Foods to eat include (3):
- Fruits: apples, bananas, berries, grapes, melons, peaches, pears, etc.
- Vegetables: asparagus, broccoli, cucumbers, mushrooms, peppers, salad greens, spinach, etc.
- Starchy vegetables: corn, potatoes, green peas, and lima beans.
- Grains: bread, cereal, popcorn, oatmeal, and rice.
- Dairy: cheese, cottage cheese, milk, and yogurt.
- Meats and poultry: chicken breast, eggs, ground beef, steak, pork tenderloin, and venison.
- Seafood: crab, cod, salmon, scallops, shrimp, and tilapia.
- Seeds and nuts: almonds, chia seeds, flax seeds, sunflower seeds, and walnuts.
- Beans and legumes: black beans, chickpeas, kidney beans, lentils, and pinto beans.
- Oils: avocado oil, canola oil, macadamia nut oil, and olive oil.
Foods to limit
Several types of foods can be detrimental to your training and muscle growth, particularly when eaten in excess.
However, you may choose to follow a more flexible dieting approach like the 80/20 diet, where you can indulge 20% of the time.
Foods to limit include:
- Fried foods. These foods tend to promote inflammation, which can be harmful to your health and bodybuilding goals. Examples include fried fish, french fries, onion rings, and chicken strips (5).
- Processed meats. Processed meat is meat that has been smoked, salted, cured, salted, or smoked. Examples include bacon, hot dogs, salami, pepperoni, and lunch meats (6).
- Added sugars. Foods with added sugar like soda, desserts, and other sweets contribute excess calories from sugar but few nutrients.
- Alcohol. drinking alcohol in excess can blunt muscle protein synthesis, which is the process of building muscle mass (7).
One-day sample bodybuilding diet menu
It’s important to incorporate variety into your diet to prevent boredom and to ensure your nutritional needs are being met.
Each meal or snack should consist of 20–30 grams of protein to optimally support muscle building (3, 8).
Here is a sample one-day bodybuilding diet menu:
- Breakfast: scrambled eggs with peppers and oatmeal topped with sliced strawberries
- Snack: cottage cheese and blueberries
- Lunch: sirloin steak with a baked potato and asparagus
- Preworkout: a banana and almonds
- Postworkout: two scoops of whey protein powder
- Dinner: salmon with rice and broccoli
Many bodybuilders take supplements to increase their exercise performance and muscle gains, but not all supplements are helpful (9).
The best bodybuilding supplements include:
- Creatine. Creatine is one of the most effective and safest bodybuilding supplements. It increases muscle strength and size. Creatine monohydrate is the best form of creatine, like this product from NutraBio (10).

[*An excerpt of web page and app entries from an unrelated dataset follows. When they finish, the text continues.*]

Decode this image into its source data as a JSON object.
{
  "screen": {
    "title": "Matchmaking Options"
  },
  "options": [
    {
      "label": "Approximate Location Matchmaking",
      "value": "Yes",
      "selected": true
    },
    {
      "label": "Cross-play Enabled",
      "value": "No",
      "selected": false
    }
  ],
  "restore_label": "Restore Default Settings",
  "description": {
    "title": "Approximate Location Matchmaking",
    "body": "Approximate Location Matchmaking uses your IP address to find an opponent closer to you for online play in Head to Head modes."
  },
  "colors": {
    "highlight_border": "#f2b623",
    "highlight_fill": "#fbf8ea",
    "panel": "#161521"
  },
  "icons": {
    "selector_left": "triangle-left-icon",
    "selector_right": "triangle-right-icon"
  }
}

- Caffeine. Caffeine increases alertness and decreases fatigue, which has been shown to improvements in muscle strength and power. Coffee, tea, and most pre-workout supplements contain caffeine (11).
- Protein powder. Supplementing your diet with protein powder is an efficient and cost-effective way to meet your daily protein needs. Whey protein powder is especially beneficial for muscle growth and when consumed around your workout (12).

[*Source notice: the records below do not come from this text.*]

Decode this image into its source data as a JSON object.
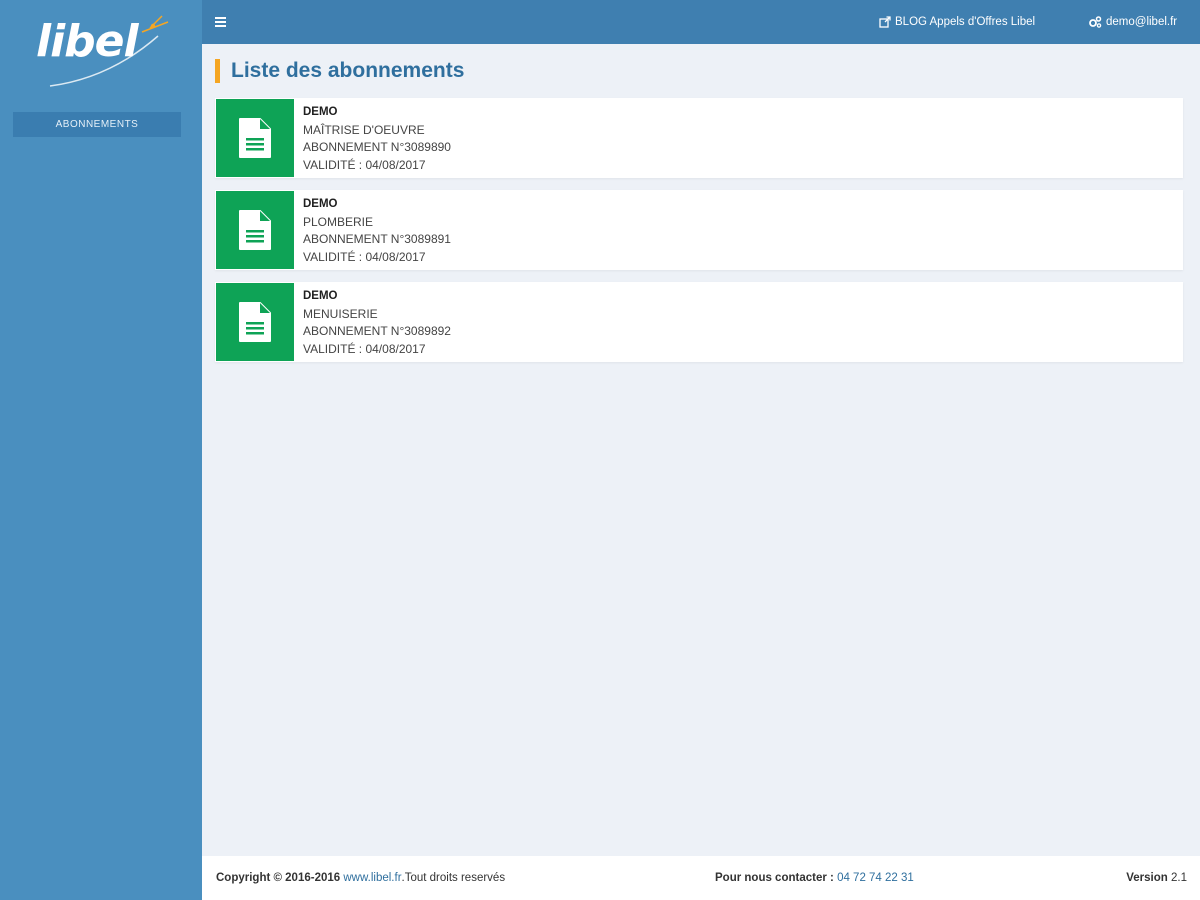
{
  "logo": {
    "text": "libel"
  },
  "sidebar": {
    "items": [
      {
        "label": "ABONNEMENTS"
      }
    ]
  },
  "topbar": {
    "blog_label": "BLOG Appels d'Offres Libel",
    "user_label": "demo@libel.fr"
  },
  "page": {
    "title": "Liste des abonnements"
  },
  "subscriptions": [
    {
      "name": "DEMO",
      "category": "MAÎTRISE D'OEUVRE",
      "number": "ABONNEMENT N°3089890",
      "validity": "VALIDITÉ : 04/08/2017"
    },
    {
      "name": "DEMO",
      "category": "PLOMBERIE",
      "number": "ABONNEMENT N°3089891",
      "validity": "VALIDITÉ : 04/08/2017"
    },
    {
      "name": "DEMO",
      "category": "MENUISERIE",
      "number": "ABONNEMENT N°3089892",
      "validity": "VALIDITÉ : 04/08/2017"
    }
  ],
  "footer": {
    "copyright_prefix": "Copyright © 2016-2016",
    "site_link": "www.libel.fr",
    "copyright_suffix": ".Tout droits reservés",
    "contact_label": "Pour nous contacter :",
    "phone": "04 72 74 22 31",
    "version_label": "Version",
    "version_value": "2.1"
  },
  "colors": {
    "sidebar": "#4a8fbf",
    "topbar": "#3f7fb0",
    "accent_green": "#0ea356",
    "title_bar": "#f5a623",
    "title_text": "#2f6f9e"
  },
  "icons": {
    "menu": "hamburger-icon",
    "blog": "external-link-icon",
    "user": "gears-icon",
    "subscription": "document-icon"
  }
}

- Citrulline. Citrulline is an amino acid that increases your body’s production of nitric oxide, which is important for the delivery of oxygen and nutrients to muscles. Many pre-workouts contain citrulline (13).

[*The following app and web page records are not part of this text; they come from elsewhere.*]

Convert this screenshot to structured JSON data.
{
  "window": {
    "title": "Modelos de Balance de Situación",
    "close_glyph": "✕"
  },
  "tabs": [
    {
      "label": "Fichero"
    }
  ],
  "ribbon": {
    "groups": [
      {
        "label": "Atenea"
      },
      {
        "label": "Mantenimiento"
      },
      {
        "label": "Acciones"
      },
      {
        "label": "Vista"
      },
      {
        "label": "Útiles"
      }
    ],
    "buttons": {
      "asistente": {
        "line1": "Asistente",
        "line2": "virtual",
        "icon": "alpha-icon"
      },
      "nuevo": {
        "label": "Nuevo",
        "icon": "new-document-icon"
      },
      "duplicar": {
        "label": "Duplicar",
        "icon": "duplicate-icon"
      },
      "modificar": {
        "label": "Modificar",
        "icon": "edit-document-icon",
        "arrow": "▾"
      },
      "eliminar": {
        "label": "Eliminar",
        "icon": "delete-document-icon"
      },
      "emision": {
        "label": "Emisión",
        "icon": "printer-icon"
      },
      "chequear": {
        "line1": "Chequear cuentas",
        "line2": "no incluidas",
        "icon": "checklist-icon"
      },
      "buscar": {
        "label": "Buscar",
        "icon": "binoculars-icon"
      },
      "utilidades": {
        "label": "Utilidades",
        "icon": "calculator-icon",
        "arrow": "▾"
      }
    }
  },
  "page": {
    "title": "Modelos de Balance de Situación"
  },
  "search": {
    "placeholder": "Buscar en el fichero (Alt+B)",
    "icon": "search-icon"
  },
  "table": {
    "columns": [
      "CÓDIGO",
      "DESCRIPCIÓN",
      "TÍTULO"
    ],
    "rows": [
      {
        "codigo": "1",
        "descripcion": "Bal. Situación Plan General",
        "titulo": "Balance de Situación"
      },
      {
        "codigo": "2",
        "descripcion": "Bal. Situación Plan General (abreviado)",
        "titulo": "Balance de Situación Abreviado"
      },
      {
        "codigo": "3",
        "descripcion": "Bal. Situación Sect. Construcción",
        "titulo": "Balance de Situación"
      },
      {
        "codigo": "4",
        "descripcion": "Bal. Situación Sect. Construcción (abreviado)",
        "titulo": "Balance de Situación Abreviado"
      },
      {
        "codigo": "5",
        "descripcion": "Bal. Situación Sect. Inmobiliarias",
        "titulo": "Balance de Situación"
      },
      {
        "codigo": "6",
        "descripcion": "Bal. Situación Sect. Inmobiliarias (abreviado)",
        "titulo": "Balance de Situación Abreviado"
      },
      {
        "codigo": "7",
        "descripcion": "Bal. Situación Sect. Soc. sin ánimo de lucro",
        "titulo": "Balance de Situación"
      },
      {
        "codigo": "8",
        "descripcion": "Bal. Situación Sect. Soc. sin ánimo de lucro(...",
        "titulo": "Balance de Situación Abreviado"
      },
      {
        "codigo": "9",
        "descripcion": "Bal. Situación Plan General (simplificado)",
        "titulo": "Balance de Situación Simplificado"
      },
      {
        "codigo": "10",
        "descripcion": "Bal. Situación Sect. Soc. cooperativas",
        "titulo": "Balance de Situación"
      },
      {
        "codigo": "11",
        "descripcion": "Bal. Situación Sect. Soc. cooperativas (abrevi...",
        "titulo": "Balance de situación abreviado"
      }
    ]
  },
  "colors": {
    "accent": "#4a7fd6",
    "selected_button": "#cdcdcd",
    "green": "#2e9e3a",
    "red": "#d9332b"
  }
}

- Beetroot powder. Beetroot powder is rich in dietary nitrates, which like citrulline, increases nitric oxide production and exercise performance. You can buy beetroot powder online here (14).
The bottom line
Bodybuilding is a sport judged on muscularity and aesthetics rather than muscle strength or athletic performance.
It requires intense training and a special focus on diet.
While your calorie needs will vary depending on whether you’re bulking or cutting, your macronutrient ratio remains the same.
Your diet should be varied, include 20–30 grams of protein with each meal and snack, and be limited in fried foods, processed meats, added sugars, and alcohol.